Suharto was in power for more than 30 years
Mr Suharto, 86, was taken to hospital on Friday with symptoms of anaemia and low blood pressure. He deteriorated that night but has since stabilised.
He has been put on kidney dialysis and needs a second pacemaker operation.
Mr Suharto took power in 1966 and ruled Indonesia with an iron fist for a total of 32 years.
He and his family deny reports that they stole billions of dollars while he was in power.
President Yudhoyono was speaking after visiting Mr Suharto on Saturday.
RISE AND FALL OF SUHARTO
Born in Java, June 1921
Comes to power in 1965 after alleged Communist coup attempt
Formally replaces Sukarno as president in March 1967
Modernisation programmes in the 70s and 80s raise living standards
East Timor invaded in late 1975
Asian economic crisis of the 1990s hits Indonesian economy
Spiralling prices and discontent force him to resign in May 1998
Judges rule he is unfit to stand trial for corruption in 2000
Transparency International says he tops the world all-time corruption table in March 2004
"The team of presidential doctors... explained that his condition is critical. We have to do what we can do to restore his health.

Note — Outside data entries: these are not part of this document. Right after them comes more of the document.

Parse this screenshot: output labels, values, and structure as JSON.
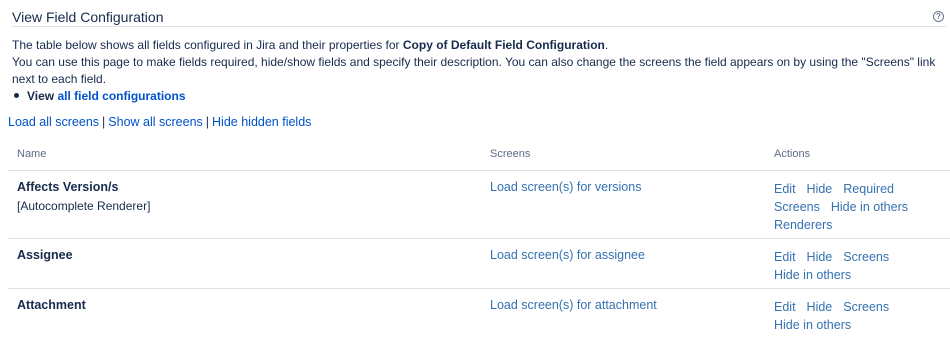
{
  "page": {
    "title": "View Field Configuration",
    "help_icon": "?"
  },
  "intro": {
    "line1_prefix": "The table below shows all fields configured in Jira and their properties for ",
    "config_name": "Copy of Default Field Configuration",
    "line1_suffix": ".",
    "line2": "You can use this page to make fields required, hide/show fields and specify their description. You can also change the screens the field appears on by using the \"Screens\" link next to each field."
  },
  "bullet": {
    "view_label": "View",
    "link_label": "all field configurations"
  },
  "toplinks": {
    "load_all": "Load all screens",
    "show_all": "Show all screens",
    "hide_hidden": "Hide hidden fields",
    "separator": "|"
  },
  "table": {
    "headers": {
      "name": "Name",
      "screens": "Screens",
      "actions": "Actions"
    },
    "rows": [
      {
        "name": "Affects Version/s",
        "renderer": "[Autocomplete Renderer]",
        "screens_link": "Load screen(s) for versions",
        "actions": [
          "Edit",
          "Hide",
          "Required",
          "Screens",
          "Hide in others",
          "Renderers"
        ]
      },
      {
        "name": "Assignee",
        "renderer": "",
        "screens_link": "Load screen(s) for assignee",
        "actions": [
          "Edit",
          "Hide",
          "Screens",
          "Hide in others"
        ]
      },
      {
        "name": "Attachment",
        "renderer": "",
        "screens_link": "Load screen(s) for attachment",
        "actions": [
          "Edit",
          "Hide",
          "Screens",
          "Hide in others"
        ]
      }
    ]
  }
}
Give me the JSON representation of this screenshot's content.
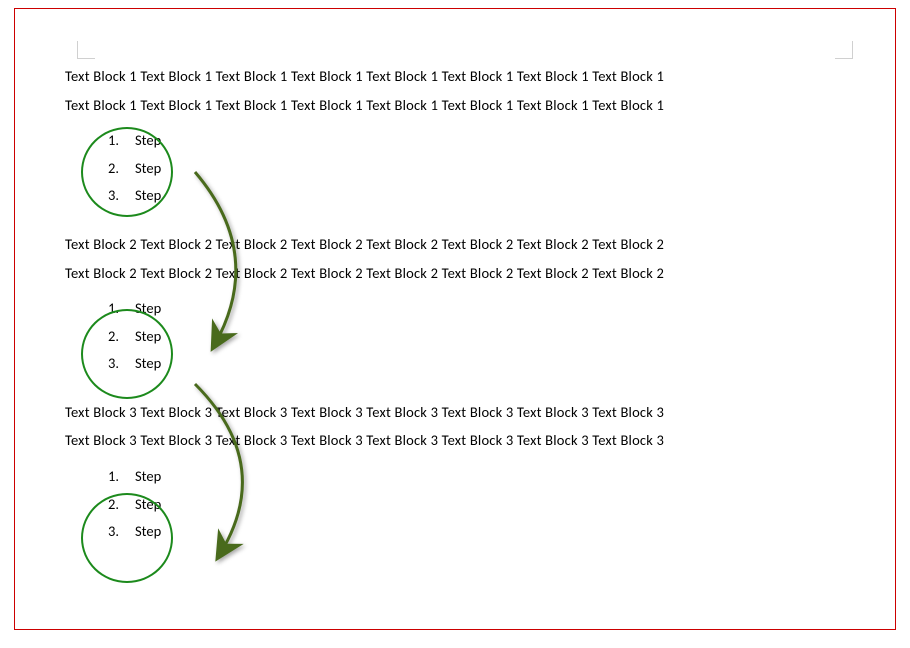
{
  "blocks": [
    {
      "para_line1": "Text Block 1 Text Block 1 Text Block 1 Text Block 1 Text Block 1 Text Block 1 Text Block 1 Text Block 1",
      "para_line2": "Text Block 1 Text Block 1 Text Block 1 Text Block 1 Text Block 1 Text Block 1 Text Block 1 Text Block 1",
      "steps": [
        {
          "num": "1.",
          "label": "Step"
        },
        {
          "num": "2.",
          "label": "Step"
        },
        {
          "num": "3.",
          "label": "Step"
        }
      ]
    },
    {
      "para_line1": "Text Block 2 Text Block 2 Text Block 2 Text Block 2 Text Block 2 Text Block 2 Text Block 2 Text Block 2",
      "para_line2": "Text Block 2 Text Block 2 Text Block 2 Text Block 2 Text Block 2 Text Block 2 Text Block 2 Text Block 2",
      "steps": [
        {
          "num": "1.",
          "label": "Step"
        },
        {
          "num": "2.",
          "label": "Step"
        },
        {
          "num": "3.",
          "label": "Step"
        }
      ]
    },
    {
      "para_line1": "Text Block 3 Text Block 3 Text Block 3 Text Block 3 Text Block 3 Text Block 3 Text Block 3 Text Block 3",
      "para_line2": "Text Block 3 Text Block 3 Text Block 3 Text Block 3 Text Block 3 Text Block 3 Text Block 3 Text Block 3",
      "steps": [
        {
          "num": "1.",
          "label": "Step"
        },
        {
          "num": "2.",
          "label": "Step"
        },
        {
          "num": "3.",
          "label": "Step"
        }
      ]
    }
  ],
  "shapes": {
    "circle_color": "#1c8a1c",
    "arrow_color": "#4a6b1f"
  }
}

We should pray for the best," he said.
Some 40 medical specialists are said to have been assembled to assist with Mr Suharto's care.
His six children and officials from his era in power were reportedly among the stream of high-profile visitors to his bedside in hospital.
Mr Suharto has lived quietly in Jakarta since being overthrown in 1998 amid political upheaval and an economic crisis.
But although accused of embezzling huge sums from state funds during his three decades in power, his lawyers have always successfully pleaded that his failing health meant he should not stand trial.
Mr Suharto has been in and out of hospital in recent years with a series of health problems, including a stroke.